The Commerce Commission is being urged to rethink its "out-of-date" thinking on media monopolies.
There is speculation TVNZ is interested in snapping up Stuff, the sixth-most popular website in New Zealand and biggest news site.
Australian broadcaster Nine acquired Stuff last year when it purchased parent company Fairfax Media. It took only days for chief executive Hugh Marks to put Stuff up for sale.
TVNZ chief executive Kevin Kenrick has refused to confirm or deny the rumours the Government-owned broadcaster is interested.
But if he is, the Commerce Commission could stand in the way. A two-year attempt by Stuff and media company NZME to merge was first blocked by the Commerce Commission and then the courts.
Economist Shamubeel Eaqub says the "current rules and regulations around competition are so out-of-date", when it comes to media companies.
"The Commerce Commission will come out and say, 'You can't buy each other because actually, that will reduce the plurality of media,'" he told The AM Show on Thursday.
"If you look at the media landscape it's in fact now global, and because of the internet and social media, it's very difficult to argue who is a media company. The competition doesn't necessarily come from an organisation based down the road - the competition is everywhere."
Social media company Facebook and search giant Google have scooped up an increasing share of the advertising dollar that used to go to traditional media companies, forcing mergers and takeovers across the industry.
'The economics of media no longer works.
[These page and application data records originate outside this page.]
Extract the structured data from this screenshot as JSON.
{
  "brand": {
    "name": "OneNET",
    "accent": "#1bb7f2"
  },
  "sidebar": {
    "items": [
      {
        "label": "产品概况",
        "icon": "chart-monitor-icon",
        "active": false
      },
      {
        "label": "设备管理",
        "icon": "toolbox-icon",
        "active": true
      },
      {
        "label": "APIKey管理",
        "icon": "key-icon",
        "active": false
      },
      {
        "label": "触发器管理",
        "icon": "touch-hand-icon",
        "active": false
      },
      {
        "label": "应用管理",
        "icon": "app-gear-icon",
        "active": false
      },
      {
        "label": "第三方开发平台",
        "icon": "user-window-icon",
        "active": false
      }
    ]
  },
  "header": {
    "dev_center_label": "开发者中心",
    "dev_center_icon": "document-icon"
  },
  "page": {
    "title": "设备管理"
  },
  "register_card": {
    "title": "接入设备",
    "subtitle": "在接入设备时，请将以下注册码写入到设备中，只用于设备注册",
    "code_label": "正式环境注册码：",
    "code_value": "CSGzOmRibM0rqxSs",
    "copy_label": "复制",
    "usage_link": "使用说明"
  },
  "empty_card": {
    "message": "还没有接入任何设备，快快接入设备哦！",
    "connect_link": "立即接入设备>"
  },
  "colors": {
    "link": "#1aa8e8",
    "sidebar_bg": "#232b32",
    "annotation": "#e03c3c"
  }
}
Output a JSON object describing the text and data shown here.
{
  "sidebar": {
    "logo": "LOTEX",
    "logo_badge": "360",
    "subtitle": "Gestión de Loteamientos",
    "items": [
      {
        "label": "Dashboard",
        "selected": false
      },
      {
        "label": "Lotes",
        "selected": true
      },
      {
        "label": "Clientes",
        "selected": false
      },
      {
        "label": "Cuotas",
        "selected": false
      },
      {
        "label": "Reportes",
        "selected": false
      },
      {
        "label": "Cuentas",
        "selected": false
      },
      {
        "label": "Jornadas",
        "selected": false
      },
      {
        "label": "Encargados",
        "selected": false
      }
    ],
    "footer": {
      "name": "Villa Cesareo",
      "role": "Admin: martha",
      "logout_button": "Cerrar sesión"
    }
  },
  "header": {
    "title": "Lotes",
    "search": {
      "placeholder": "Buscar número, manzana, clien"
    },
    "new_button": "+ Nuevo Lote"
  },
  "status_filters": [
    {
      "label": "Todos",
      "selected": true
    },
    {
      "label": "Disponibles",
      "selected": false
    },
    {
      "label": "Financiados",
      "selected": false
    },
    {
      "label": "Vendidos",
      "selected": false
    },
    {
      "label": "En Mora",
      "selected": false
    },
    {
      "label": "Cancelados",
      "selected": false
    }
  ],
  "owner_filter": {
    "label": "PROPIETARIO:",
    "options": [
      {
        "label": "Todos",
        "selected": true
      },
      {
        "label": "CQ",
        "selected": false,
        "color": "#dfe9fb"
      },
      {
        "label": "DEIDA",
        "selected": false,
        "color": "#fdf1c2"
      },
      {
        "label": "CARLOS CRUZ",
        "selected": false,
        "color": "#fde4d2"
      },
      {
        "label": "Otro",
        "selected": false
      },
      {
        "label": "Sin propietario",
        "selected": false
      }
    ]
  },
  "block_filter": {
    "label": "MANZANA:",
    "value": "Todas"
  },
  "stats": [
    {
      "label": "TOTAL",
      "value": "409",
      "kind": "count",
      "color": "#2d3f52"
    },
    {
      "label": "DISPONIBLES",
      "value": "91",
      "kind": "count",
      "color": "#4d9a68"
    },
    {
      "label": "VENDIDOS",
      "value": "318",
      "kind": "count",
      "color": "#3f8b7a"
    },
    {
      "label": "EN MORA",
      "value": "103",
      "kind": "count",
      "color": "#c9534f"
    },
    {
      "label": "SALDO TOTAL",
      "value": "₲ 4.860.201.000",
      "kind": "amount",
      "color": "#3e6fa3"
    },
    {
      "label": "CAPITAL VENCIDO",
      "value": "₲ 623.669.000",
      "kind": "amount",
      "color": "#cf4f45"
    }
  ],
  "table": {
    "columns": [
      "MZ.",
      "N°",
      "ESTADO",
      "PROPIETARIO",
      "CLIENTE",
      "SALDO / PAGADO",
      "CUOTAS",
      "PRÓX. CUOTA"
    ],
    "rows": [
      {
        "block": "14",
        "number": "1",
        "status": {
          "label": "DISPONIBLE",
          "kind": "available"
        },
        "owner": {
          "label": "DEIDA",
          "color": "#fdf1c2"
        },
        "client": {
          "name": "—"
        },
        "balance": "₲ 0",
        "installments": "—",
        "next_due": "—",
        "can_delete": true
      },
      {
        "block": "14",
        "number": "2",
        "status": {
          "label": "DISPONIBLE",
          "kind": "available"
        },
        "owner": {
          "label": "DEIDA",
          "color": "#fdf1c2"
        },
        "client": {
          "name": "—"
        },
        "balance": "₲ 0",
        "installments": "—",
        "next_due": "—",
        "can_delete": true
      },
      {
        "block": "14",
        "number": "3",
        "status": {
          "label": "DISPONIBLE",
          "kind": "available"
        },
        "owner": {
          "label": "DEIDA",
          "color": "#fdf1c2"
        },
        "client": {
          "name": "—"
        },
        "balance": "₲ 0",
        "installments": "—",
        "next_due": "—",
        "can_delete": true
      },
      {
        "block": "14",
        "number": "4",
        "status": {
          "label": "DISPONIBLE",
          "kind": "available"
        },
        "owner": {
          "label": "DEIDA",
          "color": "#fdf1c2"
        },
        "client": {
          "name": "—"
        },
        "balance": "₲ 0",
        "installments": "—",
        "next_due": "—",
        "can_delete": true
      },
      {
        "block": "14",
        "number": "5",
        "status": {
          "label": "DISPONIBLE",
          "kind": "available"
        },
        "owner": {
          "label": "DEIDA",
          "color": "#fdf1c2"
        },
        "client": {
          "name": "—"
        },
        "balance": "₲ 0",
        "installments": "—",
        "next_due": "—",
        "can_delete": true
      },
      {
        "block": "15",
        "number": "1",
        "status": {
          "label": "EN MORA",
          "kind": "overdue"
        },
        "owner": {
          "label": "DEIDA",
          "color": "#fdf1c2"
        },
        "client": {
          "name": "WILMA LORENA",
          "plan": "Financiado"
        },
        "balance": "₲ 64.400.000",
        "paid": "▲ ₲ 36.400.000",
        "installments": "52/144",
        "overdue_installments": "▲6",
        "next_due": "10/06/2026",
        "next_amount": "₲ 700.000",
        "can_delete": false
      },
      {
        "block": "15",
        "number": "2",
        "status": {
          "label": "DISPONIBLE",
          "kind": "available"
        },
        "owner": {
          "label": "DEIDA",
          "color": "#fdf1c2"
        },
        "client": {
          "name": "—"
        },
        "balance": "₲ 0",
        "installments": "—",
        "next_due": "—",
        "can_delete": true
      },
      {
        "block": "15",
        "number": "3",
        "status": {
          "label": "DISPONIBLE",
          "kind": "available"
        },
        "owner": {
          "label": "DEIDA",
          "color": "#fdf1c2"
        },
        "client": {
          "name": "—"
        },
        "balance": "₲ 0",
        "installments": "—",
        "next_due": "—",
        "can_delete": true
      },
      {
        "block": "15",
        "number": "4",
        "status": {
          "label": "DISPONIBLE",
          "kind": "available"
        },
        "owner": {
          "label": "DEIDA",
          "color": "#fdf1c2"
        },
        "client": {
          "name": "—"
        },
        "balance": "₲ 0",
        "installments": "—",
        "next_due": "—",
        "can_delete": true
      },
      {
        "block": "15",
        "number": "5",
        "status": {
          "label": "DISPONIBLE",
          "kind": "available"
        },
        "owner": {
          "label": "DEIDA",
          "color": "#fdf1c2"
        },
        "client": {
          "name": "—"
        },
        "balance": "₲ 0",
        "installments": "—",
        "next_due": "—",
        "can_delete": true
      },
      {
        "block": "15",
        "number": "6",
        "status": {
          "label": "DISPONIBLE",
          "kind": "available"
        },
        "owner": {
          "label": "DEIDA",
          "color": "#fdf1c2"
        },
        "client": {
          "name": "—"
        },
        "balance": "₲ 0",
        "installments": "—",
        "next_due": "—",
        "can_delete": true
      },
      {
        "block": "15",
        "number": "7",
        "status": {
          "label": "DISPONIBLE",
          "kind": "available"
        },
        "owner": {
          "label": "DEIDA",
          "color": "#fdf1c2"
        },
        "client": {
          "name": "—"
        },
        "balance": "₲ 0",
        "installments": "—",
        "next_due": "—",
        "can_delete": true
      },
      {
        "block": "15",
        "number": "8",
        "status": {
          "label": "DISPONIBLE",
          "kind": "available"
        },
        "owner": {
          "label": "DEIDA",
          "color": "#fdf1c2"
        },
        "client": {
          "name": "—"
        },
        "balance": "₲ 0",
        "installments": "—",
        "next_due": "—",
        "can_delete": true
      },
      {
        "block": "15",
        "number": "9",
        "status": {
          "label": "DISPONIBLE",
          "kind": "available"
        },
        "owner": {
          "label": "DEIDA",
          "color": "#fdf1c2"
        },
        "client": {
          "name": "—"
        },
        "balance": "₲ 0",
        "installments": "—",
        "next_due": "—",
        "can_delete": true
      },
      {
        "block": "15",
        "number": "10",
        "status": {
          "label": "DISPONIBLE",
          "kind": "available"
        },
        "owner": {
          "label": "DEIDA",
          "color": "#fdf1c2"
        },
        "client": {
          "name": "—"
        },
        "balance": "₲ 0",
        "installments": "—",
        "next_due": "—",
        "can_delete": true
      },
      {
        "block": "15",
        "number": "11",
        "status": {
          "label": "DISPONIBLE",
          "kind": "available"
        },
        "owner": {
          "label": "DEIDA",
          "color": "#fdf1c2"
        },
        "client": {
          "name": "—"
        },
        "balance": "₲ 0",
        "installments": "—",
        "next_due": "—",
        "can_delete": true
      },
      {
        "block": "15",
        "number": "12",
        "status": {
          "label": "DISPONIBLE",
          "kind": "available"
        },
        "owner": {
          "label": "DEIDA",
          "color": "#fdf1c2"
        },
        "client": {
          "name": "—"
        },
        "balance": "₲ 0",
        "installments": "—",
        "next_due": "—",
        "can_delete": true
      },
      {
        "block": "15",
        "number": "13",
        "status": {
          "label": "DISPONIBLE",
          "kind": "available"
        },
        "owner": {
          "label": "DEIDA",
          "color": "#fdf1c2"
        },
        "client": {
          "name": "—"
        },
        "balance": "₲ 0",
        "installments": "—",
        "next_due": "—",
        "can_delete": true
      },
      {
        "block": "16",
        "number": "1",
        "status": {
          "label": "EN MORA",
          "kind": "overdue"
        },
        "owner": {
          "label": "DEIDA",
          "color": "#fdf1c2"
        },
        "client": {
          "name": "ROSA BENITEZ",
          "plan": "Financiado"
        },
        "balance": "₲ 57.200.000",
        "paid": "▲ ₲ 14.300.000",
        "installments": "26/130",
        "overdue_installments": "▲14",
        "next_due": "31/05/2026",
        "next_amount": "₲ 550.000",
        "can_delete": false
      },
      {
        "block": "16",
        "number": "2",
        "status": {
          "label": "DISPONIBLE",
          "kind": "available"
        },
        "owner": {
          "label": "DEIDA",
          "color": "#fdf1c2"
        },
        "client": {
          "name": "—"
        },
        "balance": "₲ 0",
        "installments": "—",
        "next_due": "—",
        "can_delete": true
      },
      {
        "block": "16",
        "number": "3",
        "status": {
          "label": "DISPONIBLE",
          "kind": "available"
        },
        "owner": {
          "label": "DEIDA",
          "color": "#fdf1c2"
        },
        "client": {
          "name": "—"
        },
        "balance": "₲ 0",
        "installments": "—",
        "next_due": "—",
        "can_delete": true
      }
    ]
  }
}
It's a race to the bottom - the pie is getting smaller, and you can't divvy it up across lots of people," said Eaqub.
"MediaWorks went through this over the last couple of decades - the successive sales have seen big changes come through. The bigger question for me is, we know the economics doesn't work - what are the solutions?"
A merger of two private behemoths like Stuff and NZME would only delay the inevitable for both companies, he says, while a taxpayer-funded TVNZ takeover of Stuff makes more sense.
"The media serves a really important function in our democracy, in the way the public are informed. If we have a really weak media and no plurality of views, then we're going to find it really hard…
"We need the Government to do this stuff, because in reality there's nobody else who will pay for the public interest stuff."
Broadcasting Minister Kris Faafoi declined to comment on the possible Stuff deal with TVNZ, saying it would be inappropriate.